··· DATASET EXCERPTS ···
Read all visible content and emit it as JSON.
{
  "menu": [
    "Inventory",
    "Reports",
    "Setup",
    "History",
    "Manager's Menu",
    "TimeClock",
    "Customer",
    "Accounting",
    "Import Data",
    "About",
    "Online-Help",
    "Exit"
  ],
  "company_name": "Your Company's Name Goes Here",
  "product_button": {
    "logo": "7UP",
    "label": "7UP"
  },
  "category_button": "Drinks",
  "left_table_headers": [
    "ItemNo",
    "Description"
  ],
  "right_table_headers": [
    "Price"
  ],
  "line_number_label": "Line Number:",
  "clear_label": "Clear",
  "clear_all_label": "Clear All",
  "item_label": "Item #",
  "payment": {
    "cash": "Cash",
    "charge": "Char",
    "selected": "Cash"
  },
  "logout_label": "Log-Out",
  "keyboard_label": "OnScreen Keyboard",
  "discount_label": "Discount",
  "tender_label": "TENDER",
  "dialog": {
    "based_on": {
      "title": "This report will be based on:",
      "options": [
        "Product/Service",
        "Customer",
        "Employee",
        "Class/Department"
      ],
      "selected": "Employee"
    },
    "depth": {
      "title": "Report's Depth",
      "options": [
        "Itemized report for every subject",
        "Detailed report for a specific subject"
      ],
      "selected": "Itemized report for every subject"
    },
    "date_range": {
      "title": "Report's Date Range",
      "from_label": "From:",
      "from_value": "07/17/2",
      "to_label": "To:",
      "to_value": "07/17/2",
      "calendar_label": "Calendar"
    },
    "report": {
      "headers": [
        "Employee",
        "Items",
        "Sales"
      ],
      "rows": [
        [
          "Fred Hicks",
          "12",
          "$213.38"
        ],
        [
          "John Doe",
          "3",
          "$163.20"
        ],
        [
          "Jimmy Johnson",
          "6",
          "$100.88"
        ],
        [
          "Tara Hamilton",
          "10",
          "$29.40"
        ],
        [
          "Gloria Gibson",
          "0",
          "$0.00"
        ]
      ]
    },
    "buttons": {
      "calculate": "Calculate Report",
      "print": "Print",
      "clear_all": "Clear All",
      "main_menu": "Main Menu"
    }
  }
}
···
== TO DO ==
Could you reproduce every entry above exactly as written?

== SOLUTION TO THE EXERCISE ==
Read all visible content and emit it as JSON.
{
  "menu": [
    "Inventory",
    "Reports",
    "Setup",
    "History",
    "Manager's Menu",
    "TimeClock",
    "Customer",
    "Accounting",
    "Import Data",
    "About",
    "Online-Help",
    "Exit"
  ],
  "company_name": "Your Company's Name Goes Here",
  "product_button": {
    "logo": "7UP",
    "label": "7UP"
  },
  "category_button": "Drinks",
  "left_table_headers": [
    "ItemNo",
    "Description"
  ],
  "right_table_headers": [
    "Price"
  ],
  "line_number_label": "Line Number:",
  "clear_label": "Clear",
  "clear_all_label": "Clear All",
  "item_label": "Item #",
  "payment": {
    "cash": "Cash",
    "charge": "Char",
    "selected": "Cash"
  },
  "logout_label": "Log-Out",
  "keyboard_label": "OnScreen Keyboard",
  "discount_label": "Discount",
  "tender_label": "TENDER",
  "dialog": {
    "based_on": {
      "title": "This report will be based on:",
      "options": [
        "Product/Service",
        "Customer",
        "Employee",
        "Class/Department"
      ],
      "selected": "Employee"
    },
    "depth": {
      "title": "Report's Depth",
      "options": [
        "Itemized report for every subject",
        "Detailed report for a specific subject"
      ],
      "selected": "Itemized report for every subject"
    },
    "date_range": {
      "title": "Report's Date Range",
      "from_label": "From:",
      "from_value": "07/17/2",
      "to_label": "To:",
      "to_value": "07/17/2",
      "calendar_label": "Calendar"
    },
    "report": {
      "headers": [
        "Employee",
        "Items",
        "Sales"
      ],
      "rows": [
        [
          "Fred Hicks",
          "12",
          "$213.38"
        ],
        [
          "John Doe",
          "3",
          "$163.20"
        ],
        [
          "Jimmy Johnson",
          "6",
          "$100.88"
        ],
        [
          "Tara Hamilton",
          "10",
          "$29.40"
        ],
        [
          "Gloria Gibson",
          "0",
          "$0.00"
        ]
      ]
    },
    "buttons": {
      "calculate": "Calculate Report",
      "print": "Print",
      "clear_all": "Clear All",
      "main_menu": "Main Menu"
    }
  }
}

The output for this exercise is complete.